(Element data from apps and pages)
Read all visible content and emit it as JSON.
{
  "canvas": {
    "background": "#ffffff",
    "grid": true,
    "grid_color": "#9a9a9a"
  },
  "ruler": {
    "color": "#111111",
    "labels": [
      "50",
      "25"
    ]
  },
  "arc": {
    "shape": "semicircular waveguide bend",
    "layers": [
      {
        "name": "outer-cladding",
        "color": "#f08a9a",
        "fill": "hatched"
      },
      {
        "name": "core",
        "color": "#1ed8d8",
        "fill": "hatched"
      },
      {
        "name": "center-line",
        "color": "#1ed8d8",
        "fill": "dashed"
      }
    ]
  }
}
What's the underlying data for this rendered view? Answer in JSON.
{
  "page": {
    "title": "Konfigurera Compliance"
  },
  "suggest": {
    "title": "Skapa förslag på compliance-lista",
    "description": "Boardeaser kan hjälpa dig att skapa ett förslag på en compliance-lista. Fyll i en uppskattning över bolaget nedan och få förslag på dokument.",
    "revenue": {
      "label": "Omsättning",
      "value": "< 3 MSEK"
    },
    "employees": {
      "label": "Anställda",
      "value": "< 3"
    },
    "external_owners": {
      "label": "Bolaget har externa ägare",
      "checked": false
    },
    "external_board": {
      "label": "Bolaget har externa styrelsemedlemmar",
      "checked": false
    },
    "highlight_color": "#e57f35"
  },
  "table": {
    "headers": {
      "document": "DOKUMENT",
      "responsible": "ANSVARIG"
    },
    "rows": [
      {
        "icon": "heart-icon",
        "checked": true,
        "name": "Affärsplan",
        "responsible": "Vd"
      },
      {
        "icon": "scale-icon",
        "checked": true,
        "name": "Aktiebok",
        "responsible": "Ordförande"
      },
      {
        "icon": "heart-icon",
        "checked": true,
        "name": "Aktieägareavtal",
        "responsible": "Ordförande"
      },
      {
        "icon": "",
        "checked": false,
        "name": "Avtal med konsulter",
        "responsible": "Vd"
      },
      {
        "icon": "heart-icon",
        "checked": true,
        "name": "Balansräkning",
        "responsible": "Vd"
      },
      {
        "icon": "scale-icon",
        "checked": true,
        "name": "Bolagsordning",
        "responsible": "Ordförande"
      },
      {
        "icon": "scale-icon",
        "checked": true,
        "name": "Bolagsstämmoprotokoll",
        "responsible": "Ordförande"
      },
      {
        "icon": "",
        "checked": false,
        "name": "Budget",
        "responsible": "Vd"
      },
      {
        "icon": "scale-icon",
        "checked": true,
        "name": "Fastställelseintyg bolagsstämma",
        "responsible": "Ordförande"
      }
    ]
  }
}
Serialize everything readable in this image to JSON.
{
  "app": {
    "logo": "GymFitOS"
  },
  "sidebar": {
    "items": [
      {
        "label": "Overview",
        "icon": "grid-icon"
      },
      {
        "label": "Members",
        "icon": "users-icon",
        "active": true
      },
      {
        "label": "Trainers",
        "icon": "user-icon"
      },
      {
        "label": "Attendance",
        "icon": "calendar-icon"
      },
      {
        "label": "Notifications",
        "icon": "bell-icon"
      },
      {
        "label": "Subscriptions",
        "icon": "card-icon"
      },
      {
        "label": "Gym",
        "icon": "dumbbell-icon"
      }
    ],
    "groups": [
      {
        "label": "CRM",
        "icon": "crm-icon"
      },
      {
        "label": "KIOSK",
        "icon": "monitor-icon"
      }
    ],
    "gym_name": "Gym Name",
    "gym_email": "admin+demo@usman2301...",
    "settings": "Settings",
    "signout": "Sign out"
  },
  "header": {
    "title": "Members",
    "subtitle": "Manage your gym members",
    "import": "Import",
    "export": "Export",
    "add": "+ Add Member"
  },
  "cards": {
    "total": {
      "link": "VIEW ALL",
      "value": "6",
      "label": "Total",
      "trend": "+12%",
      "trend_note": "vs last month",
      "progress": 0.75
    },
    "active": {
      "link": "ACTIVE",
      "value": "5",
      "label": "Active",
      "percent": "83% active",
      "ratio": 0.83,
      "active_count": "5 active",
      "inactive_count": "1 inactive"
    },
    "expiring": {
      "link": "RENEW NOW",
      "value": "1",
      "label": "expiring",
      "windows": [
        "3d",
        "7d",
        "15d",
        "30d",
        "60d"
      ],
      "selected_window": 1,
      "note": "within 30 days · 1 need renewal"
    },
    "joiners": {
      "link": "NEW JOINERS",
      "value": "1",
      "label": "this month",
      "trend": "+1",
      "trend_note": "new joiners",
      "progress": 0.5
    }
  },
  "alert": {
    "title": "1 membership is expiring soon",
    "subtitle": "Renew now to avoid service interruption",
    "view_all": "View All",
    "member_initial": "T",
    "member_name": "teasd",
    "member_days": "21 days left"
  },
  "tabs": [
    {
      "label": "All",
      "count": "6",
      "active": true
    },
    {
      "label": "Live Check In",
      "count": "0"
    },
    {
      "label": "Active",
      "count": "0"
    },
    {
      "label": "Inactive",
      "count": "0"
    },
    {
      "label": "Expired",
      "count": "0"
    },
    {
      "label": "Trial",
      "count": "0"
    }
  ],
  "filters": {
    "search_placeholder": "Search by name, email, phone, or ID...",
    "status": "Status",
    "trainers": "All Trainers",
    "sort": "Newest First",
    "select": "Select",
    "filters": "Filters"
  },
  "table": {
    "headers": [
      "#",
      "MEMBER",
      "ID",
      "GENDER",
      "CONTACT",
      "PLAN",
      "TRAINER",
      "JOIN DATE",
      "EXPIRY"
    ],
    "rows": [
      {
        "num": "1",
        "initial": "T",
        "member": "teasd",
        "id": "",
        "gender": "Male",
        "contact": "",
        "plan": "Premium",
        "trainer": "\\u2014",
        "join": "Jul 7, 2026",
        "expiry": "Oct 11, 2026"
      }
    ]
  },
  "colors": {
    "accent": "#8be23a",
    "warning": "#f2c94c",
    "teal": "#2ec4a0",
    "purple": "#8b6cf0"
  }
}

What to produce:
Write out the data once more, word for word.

Worked solution:
Read all visible content and emit it as JSON.
{
  "canvas": {
    "background": "#ffffff",
    "grid": true,
    "grid_color": "#9a9a9a"
  },
  "ruler": {
    "color": "#111111",
    "labels": [
      "50",
      "25"
    ]
  },
  "arc": {
    "shape": "semicircular waveguide bend",
    "layers": [
      {
        "name": "outer-cladding",
        "color": "#f08a9a",
        "fill": "hatched"
      },
      {
        "name": "core",
        "color": "#1ed8d8",
        "fill": "hatched"
      },
      {
        "name": "center-line",
        "color": "#1ed8d8",
        "fill": "dashed"
      }
    ]
  }
}
What's the underlying data for this rendered view? Answer in JSON.
{
  "page": {
    "title": "Konfigurera Compliance"
  },
  "suggest": {
    "title": "Skapa förslag på compliance-lista",
    "description": "Boardeaser kan hjälpa dig att skapa ett förslag på en compliance-lista. Fyll i en uppskattning över bolaget nedan och få förslag på dokument.",
    "revenue": {
      "label": "Omsättning",
      "value": "< 3 MSEK"
    },
    "employees": {
      "label": "Anställda",
      "value": "< 3"
    },
    "external_owners": {
      "label": "Bolaget har externa ägare",
      "checked": false
    },
    "external_board": {
      "label": "Bolaget har externa styrelsemedlemmar",
      "checked": false
    },
    "highlight_color": "#e57f35"
  },
  "table": {
    "headers": {
      "document": "DOKUMENT",
      "responsible": "ANSVARIG"
    },
    "rows": [
      {
        "icon": "heart-icon",
        "checked": true,
        "name": "Affärsplan",
        "responsible": "Vd"
      },
      {
        "icon": "scale-icon",
        "checked": true,
        "name": "Aktiebok",
        "responsible": "Ordförande"
      },
      {
        "icon": "heart-icon",
        "checked": true,
        "name": "Aktieägareavtal",
        "responsible": "Ordförande"
      },
      {
        "icon": "",
        "checked": false,
        "name": "Avtal med konsulter",
        "responsible": "Vd"
      },
      {
        "icon": "heart-icon",
        "checked": true,
        "name": "Balansräkning",
        "responsible": "Vd"
      },
      {
        "icon": "scale-icon",
        "checked": true,
        "name": "Bolagsordning",
        "responsible": "Ordförande"
      },
      {
        "icon": "scale-icon",
        "checked": true,
        "name": "Bolagsstämmoprotokoll",
        "responsible": "Ordförande"
      },
      {
        "icon": "",
        "checked": false,
        "name": "Budget",
        "responsible": "Vd"
      },
      {
        "icon": "scale-icon",
        "checked": true,
        "name": "Fastställelseintyg bolagsstämma",
        "responsible": "Ordförande"
      }
    ]
  }
}
Serialize everything readable in this image to JSON.
{
  "app": {
    "logo": "GymFitOS"
  },
  "sidebar": {
    "items": [
      {
        "label": "Overview",
        "icon": "grid-icon"
      },
      {
        "label": "Members",
        "icon": "users-icon",
        "active": true
      },
      {
        "label": "Trainers",
        "icon": "user-icon"
      },
      {
        "label": "Attendance",
        "icon": "calendar-icon"
      },
      {
        "label": "Notifications",
        "icon": "bell-icon"
      },
      {
        "label": "Subscriptions",
        "icon": "card-icon"
      },
      {
        "label": "Gym",
        "icon": "dumbbell-icon"
      }
    ],
    "groups": [
      {
        "label": "CRM",
        "icon": "crm-icon"
      },
      {
        "label": "KIOSK",
        "icon": "monitor-icon"
      }
    ],
    "gym_name": "Gym Name",
    "gym_email": "admin+demo@usman2301...",
    "settings": "Settings",
    "signout": "Sign out"
  },
  "header": {
    "title": "Members",
    "subtitle": "Manage your gym members",
    "import": "Import",
    "export": "Export",
    "add": "+ Add Member"
  },
  "cards": {
    "total": {
      "link": "VIEW ALL",
      "value": "6",
      "label": "Total",
      "trend": "+12%",
      "trend_note": "vs last month",
      "progress": 0.75
    },
    "active": {
      "link": "ACTIVE",
      "value": "5",
      "label": "Active",
      "percent": "83% active",
      "ratio": 0.83,
      "active_count": "5 active",
      "inactive_count": "1 inactive"
    },
    "expiring": {
      "link": "RENEW NOW",
      "value": "1",
      "label": "expiring",
      "windows": [
        "3d",
        "7d",
        "15d",
        "30d",
        "60d"
      ],
      "selected_window": 1,
      "note": "within 30 days · 1 need renewal"
    },
    "joiners": {
      "link": "NEW JOINERS",
      "value": "1",
      "label": "this month",
      "trend": "+1",
      "trend_note": "new joiners",
      "progress": 0.5
    }
  },
  "alert": {
    "title": "1 membership is expiring soon",
    "subtitle": "Renew now to avoid service interruption",
    "view_all": "View All",
    "member_initial": "T",
    "member_name": "teasd",
    "member_days": "21 days left"
  },
  "tabs": [
    {
      "label": "All",
      "count": "6",
      "active": true
    },
    {
      "label": "Live Check In",
      "count": "0"
    },
    {
      "label": "Active",
      "count": "0"
    },
    {
      "label": "Inactive",
      "count": "0"
    },
    {
      "label": "Expired",
      "count": "0"
    },
    {
      "label": "Trial",
      "count": "0"
    }
  ],
  "filters": {
    "search_placeholder": "Search by name, email, phone, or ID...",
    "status": "Status",
    "trainers": "All Trainers",
    "sort": "Newest First",
    "select": "Select",
    "filters": "Filters"
  },
  "table": {
    "headers": [
      "#",
      "MEMBER",
      "ID",
      "GENDER",
      "CONTACT",
      "PLAN",
      "TRAINER",
      "JOIN DATE",
      "EXPIRY"
    ],
    "rows": [
      {
        "num": "1",
        "initial": "T",
        "member": "teasd",
        "id": "",
        "gender": "Male",
        "contact": "",
        "plan": "Premium",
        "trainer": "\\u2014",
        "join": "Jul 7, 2026",
        "expiry": "Oct 11, 2026"
      }
    ]
  },
  "colors": {
    "accent": "#8be23a",
    "warning": "#f2c94c",
    "teal": "#2ec4a0",
    "purple": "#8b6cf0"
  }
}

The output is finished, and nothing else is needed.